KEY POINTS TO REMEMBER REGARDING AUTONOMIC FAILURE IN GUILLAIN-BARR SYNDROME

· Acute autonomic failure is common in severe presentations of GBS. Marked blood pressure fluctuations or sustained hypertension are the most concerning manifestations.

· Hypertensive surges can be treated with morphine, clonidine, or if necessary, an infusion of a calcium channel blocker, such as nicardipine.

· Vagal spells may lead to prolonged episodes of asystole, and a transcutaneous pacemaker might be needed.

· Every bedridden patient with severe GBS is at risk of developing severe adynamic ileus, and treatment may require a period of parenteral nutrition or colonoscopic decompression.

Further Reading

Cortese I, Chaudry Y, Do YT. Evidence-based guideline update:Plasmapheresis in neurologic disorders:report of the Therapeutics and Technology Assessment Subcommittee of the American Academy of Neurology. Neurology 2011;76;294–300.

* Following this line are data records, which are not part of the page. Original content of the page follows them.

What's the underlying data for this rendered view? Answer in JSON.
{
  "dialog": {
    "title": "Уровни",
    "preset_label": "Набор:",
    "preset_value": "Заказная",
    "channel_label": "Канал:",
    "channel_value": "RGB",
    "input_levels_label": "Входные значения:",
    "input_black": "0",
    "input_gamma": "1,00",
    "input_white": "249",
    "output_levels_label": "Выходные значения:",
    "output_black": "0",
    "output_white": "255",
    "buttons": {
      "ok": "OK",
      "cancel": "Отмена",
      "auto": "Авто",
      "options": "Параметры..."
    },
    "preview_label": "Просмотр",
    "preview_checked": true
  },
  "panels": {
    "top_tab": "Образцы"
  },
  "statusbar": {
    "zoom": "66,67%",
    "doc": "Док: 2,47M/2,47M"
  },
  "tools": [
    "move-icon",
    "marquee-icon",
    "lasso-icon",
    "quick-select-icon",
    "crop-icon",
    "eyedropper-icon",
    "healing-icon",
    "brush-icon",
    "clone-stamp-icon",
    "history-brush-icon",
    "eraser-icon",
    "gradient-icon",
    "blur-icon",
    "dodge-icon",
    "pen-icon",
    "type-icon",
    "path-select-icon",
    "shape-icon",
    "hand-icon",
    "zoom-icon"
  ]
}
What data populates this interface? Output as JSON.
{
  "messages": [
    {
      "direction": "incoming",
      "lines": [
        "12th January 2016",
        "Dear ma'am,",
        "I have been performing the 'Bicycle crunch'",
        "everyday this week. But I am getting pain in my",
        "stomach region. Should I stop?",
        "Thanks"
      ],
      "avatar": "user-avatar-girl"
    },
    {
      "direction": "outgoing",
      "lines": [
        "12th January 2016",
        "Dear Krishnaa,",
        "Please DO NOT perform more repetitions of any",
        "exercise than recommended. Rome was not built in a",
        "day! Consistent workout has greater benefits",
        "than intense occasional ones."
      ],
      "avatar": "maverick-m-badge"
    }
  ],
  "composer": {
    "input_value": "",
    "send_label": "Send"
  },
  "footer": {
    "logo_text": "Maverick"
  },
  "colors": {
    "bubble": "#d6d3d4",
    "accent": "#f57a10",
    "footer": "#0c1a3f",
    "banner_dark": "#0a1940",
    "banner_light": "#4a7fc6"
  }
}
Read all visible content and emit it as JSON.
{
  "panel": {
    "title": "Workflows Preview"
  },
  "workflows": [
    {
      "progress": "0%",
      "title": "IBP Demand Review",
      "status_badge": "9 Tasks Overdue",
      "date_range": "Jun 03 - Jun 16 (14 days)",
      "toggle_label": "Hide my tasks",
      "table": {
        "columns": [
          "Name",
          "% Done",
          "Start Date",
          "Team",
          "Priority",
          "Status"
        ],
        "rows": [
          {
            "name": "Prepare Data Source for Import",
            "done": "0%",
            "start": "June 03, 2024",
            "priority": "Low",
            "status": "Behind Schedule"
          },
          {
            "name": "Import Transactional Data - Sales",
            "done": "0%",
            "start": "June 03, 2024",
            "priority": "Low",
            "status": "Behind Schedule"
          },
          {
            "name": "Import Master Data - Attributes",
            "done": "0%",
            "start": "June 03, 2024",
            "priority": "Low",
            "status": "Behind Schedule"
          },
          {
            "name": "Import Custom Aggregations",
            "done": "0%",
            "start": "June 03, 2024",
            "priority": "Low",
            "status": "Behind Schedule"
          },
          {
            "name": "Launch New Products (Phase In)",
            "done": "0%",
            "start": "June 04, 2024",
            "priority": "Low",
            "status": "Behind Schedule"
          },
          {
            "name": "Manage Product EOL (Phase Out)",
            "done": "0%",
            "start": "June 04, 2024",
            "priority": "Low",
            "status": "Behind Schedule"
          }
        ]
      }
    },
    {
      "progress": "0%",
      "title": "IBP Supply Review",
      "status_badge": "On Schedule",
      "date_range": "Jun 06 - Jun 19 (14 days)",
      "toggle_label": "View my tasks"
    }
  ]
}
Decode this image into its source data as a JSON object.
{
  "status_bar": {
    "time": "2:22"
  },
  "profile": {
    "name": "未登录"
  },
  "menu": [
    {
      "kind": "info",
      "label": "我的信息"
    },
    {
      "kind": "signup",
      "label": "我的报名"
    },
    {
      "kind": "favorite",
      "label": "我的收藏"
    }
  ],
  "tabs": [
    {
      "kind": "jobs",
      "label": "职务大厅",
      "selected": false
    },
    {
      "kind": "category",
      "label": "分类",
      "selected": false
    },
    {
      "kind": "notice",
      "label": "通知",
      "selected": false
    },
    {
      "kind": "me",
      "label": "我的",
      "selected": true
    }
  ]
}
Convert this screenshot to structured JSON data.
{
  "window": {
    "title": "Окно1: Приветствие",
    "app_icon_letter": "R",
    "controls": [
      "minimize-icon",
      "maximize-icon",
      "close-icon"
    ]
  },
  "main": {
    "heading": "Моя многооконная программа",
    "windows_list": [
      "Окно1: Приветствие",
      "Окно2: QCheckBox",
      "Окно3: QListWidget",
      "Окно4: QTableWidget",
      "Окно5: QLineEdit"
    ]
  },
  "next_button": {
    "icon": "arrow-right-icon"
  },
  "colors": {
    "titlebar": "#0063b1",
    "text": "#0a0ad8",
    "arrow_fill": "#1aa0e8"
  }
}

Hughes RA, Wijdicks EFM, Barohn R, Benson E, Cornblath DR, Hahn AF, Meythaler JM et al. Practice parameter: immunotherapy for Guillain-Barr syndrome: report of the Quality Standards Subcommittee of the American Academy of Neurology. Neurology 2003; 61:736–740.

Hughes RA, Wijdicks EFM, Benson E, Cornblath DR, Hahn AF, Meythaler JM, Sladky JT et al. Supportive care for patients with Guillain-Barr syndrome. Arch Neurol 2005; 1194–1198.

Mukerji S, Aloka F, Farooq MU, Kassab MY, Abela GS. Cardiovascular complications of the Guillain-Barr syndrome. Am J Cardiol 2009; 104:1452–1455.

McDaneld LM, Fields JD, Bourdette DN et al. Immunomodulatory therapies in neurologic critical care. Neurocrit Care 2010; 12:132–143.

Van Doorn PA, Ruts L, Jacobs BC. Clinical features, pathogenesis, and treatment of Guillain-Barr syndrome. Lancet Neurol 2008; 7:939–950.